As we get older and become unable to look after ourselves independently, we rely on relatives, friends and the state to support us. As time goes on, we will become increasingly dependent on modern technology to enable us to stay in our own homes for longer. Inevitably, this will mean that more carers will be working with elderly people at home.
Given the increasing trend in elderly people being cared for in their own homes, today’s report from the Quality and Human Rights Commission, Home Care for the Elderly, which highlights the inadequacies of the current system , bodes ill for the future unless changes are made. Nearly every day, we hear or read about vulnerable elderly people being treated in ways that would shock us if it happened to a child.
The solution is that the CQC will now regulate these carers, taking action against providers when services fall short. Yet, is this really the solution? We at 2020health have more than a few concerns.
Firstly, the CQC is struggling to cope with its current workload. We know that it cannot inspect every trust or cope with regulating care homes. Some appalling lapses in care have been exposed in organisations that the CQC has given a clean bill of health. The CQC must be supported in changing from a performance management organisation to a fully fledged regulator, with the ability to take away licences when care is not meeting standards.

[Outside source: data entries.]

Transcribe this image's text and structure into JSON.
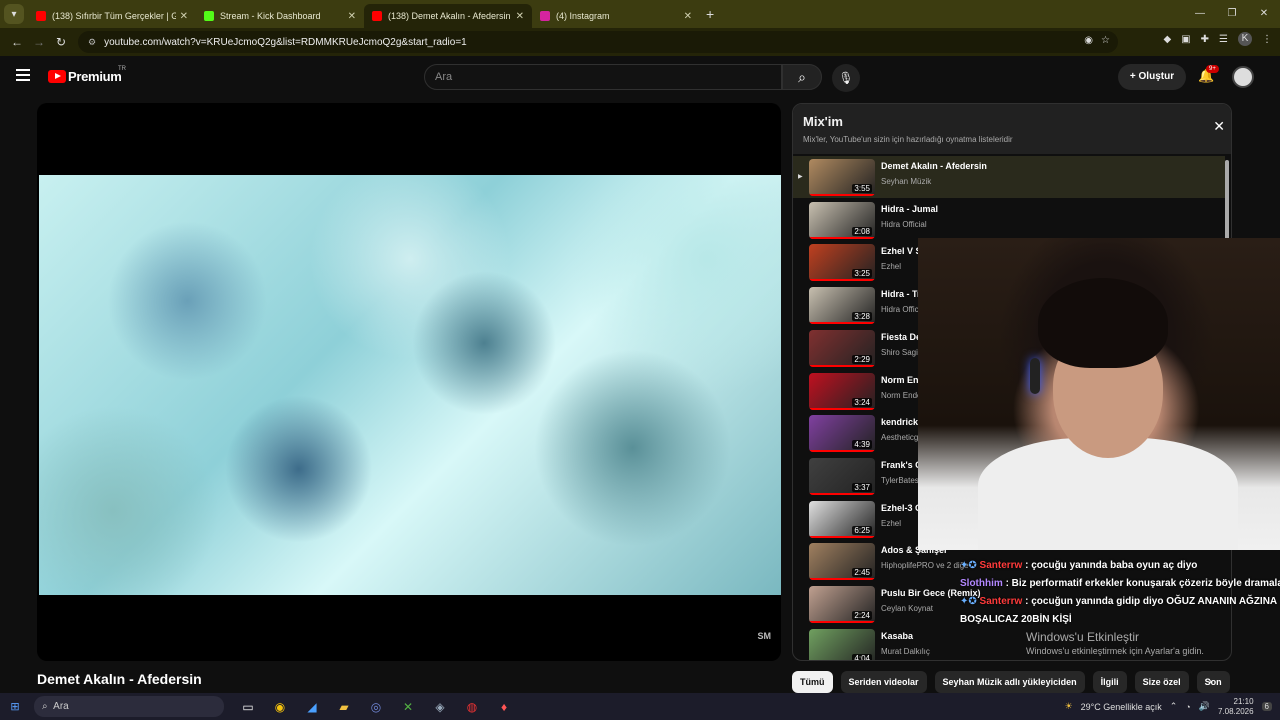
{
  "browser": {
    "tabs": [
      {
        "title": "(138) Sıfırbir Tüm Gerçekler | Gü",
        "favicon_color": "#ff0000"
      },
      {
        "title": "Stream - Kick Dashboard",
        "favicon_color": "#53fc18"
      },
      {
        "title": "(138) Demet Akalın - Afedersin",
        "favicon_color": "#ff0000"
      },
      {
        "title": "(4) Instagram",
        "favicon_color": "#d6249f"
      }
    ],
    "url": "youtube.com/watch?v=KRUeJcmoQ2g&list=RDMMKRUeJcmoQ2g&start_radio=1",
    "profile_initial": "K"
  },
  "youtube": {
    "brand": "Premium",
    "region": "TR",
    "search_placeholder": "Ara",
    "create_label": "Oluştur",
    "notification_badge": "9+"
  },
  "video": {
    "title": "Demet Akalın - Afedersin",
    "watermark": "SM"
  },
  "mix": {
    "title": "Mix'im",
    "subtitle": "Mix'ler, YouTube'un sizin için hazırladığı oynatma listeleridir",
    "items": [
      {
        "title": "Demet Akalın - Afedersin",
        "channel": "Seyhan Müzik",
        "duration": "3:55",
        "color": "#b08a60"
      },
      {
        "title": "Hidra - Jumal",
        "channel": "Hidra Official",
        "duration": "2:08",
        "color": "#c8c0b0"
      },
      {
        "title": "Ezhel V S",
        "channel": "Ezhel",
        "duration": "3:25",
        "color": "#c04020"
      },
      {
        "title": "Hidra - Tr",
        "channel": "Hidra Offic",
        "duration": "3:28",
        "color": "#c8c0b0"
      },
      {
        "title": "Fiesta De",
        "channel": "Shiro Sagis",
        "duration": "2:29",
        "color": "#803030"
      },
      {
        "title": "Norm End",
        "channel": "Norm Ende",
        "duration": "3:24",
        "color": "#c01020"
      },
      {
        "title": "kendrick",
        "channel": "Aestheticg",
        "duration": "4:39",
        "color": "#8040a0"
      },
      {
        "title": "Frank's C",
        "channel": "TylerBates",
        "duration": "3:37",
        "color": "#404040"
      },
      {
        "title": "Ezhel-3 G",
        "channel": "Ezhel",
        "duration": "6:25",
        "color": "#e0e0e0"
      },
      {
        "title": "Ados & Şanışer",
        "channel": "HiphoplifePRO ve 2 diğe",
        "duration": "2:45",
        "color": "#a08060"
      },
      {
        "title": "Puslu Bir Gece (Remix)",
        "channel": "Ceylan Koynat",
        "duration": "2:24",
        "color": "#c0a090"
      },
      {
        "title": "Kasaba",
        "channel": "Murat Dalkılıç",
        "duration": "4:04",
        "color": "#70a060"
      }
    ]
  },
  "chat": {
    "messages": [
      {
        "user": "Santerrw",
        "user_color": "#ff3b3b",
        "text": ": çocuğu yanında baba oyun aç diyo"
      },
      {
        "user": "Slothhim",
        "user_color": "#b388ff",
        "text": ": Biz performatif erkekler konuşarak çözeriz böyle dramaları"
      },
      {
        "user": "Santerrw",
        "user_color": "#ff3b3b",
        "text": ": çocuğun yanında gidip diyo OĞUZ ANANIN AĞZINA"
      },
      {
        "user": "",
        "user_color": "#ffffff",
        "text": "BOŞALICAZ 20BİN KİŞİ"
      }
    ]
  },
  "windows_activation": {
    "title": "Windows'u Etkinleştir",
    "subtitle": "Windows'u etkinleştirmek için Ayarlar'a gidin."
  },
  "chips": [
    "Tümü",
    "Seriden videolar",
    "Seyhan Müzik adlı yükleyiciden",
    "İlgili",
    "Size özel",
    "Son"
  ],
  "taskbar": {
    "search_placeholder": "Ara",
    "weather": "29°C  Genellikle açık",
    "time": "21:10",
    "date": "7.08.2026",
    "notifications": "6"
  }
}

Secondly, much of the care delivered in people’s own homes is commissioned by local authorities. They have a responsibility to ensure value for money and carry out due diligence when awarding contracts, and the commissioning of a quality service needs to be at the heart of this. The management of contracts must remain their responsibility. They cannot wash their hands of their duties and delegate them to the CQC. We must make sure that commissioners retain local accountability and that those awarding the contracts do not pass accountability over to a central body. If care falls below standards, it is as much the fault of those awarding the contract as those delivering the care.

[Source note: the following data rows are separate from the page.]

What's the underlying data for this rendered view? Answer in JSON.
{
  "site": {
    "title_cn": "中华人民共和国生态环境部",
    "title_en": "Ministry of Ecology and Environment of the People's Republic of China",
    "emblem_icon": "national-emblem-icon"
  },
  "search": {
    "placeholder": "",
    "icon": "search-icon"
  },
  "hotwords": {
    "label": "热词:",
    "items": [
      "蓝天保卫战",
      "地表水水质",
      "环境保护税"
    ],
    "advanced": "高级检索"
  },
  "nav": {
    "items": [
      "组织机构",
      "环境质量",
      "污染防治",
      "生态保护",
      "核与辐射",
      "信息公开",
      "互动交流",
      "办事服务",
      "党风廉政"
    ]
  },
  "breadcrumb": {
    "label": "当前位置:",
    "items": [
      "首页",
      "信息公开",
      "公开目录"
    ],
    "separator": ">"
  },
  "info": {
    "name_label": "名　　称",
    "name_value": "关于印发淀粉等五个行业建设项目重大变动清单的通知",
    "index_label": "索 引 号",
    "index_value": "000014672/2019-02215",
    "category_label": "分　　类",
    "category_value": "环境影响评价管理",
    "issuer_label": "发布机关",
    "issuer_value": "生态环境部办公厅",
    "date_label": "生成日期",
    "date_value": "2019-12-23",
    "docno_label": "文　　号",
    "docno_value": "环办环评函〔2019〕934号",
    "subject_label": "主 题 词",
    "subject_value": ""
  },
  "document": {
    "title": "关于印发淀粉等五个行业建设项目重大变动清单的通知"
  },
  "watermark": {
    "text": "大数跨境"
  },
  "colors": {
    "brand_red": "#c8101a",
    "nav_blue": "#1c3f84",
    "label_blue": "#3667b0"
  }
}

Finally, let us address the subject of those actually caring for people in their own homes. There are thousands of carers delivering a service over and above what their role demands and we must acknowledge the fantastic job they do. However, there are a number who do not care in the way that we expect. It is time to put the vulnerable elderly person on a par with that other vulnerable group, the very young. Those looking after the elderly need to be on a roll or register where we can track training, employment history, and incidents, and where they demonstrate that they have not met standards and have failed to improve, they should not be allowed to continue carrying out this line of work.

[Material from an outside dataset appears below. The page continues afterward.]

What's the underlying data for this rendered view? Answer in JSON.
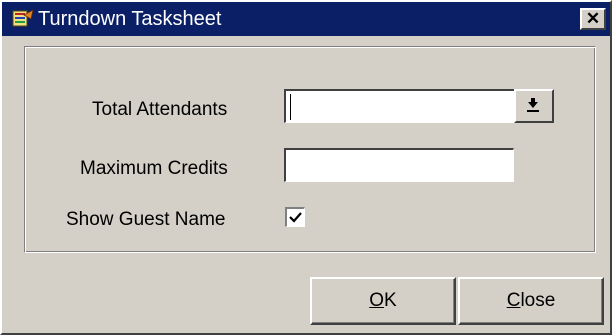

While we protest against bankers’ pay and argue over the rights of protesters outside St Paul’s Cathedral, should we not be having a much more heated debate about the provision we make for the elderly? We have a duty to protect the elderly not least because we will be expecting tomorrow’s young to care for us when we are old.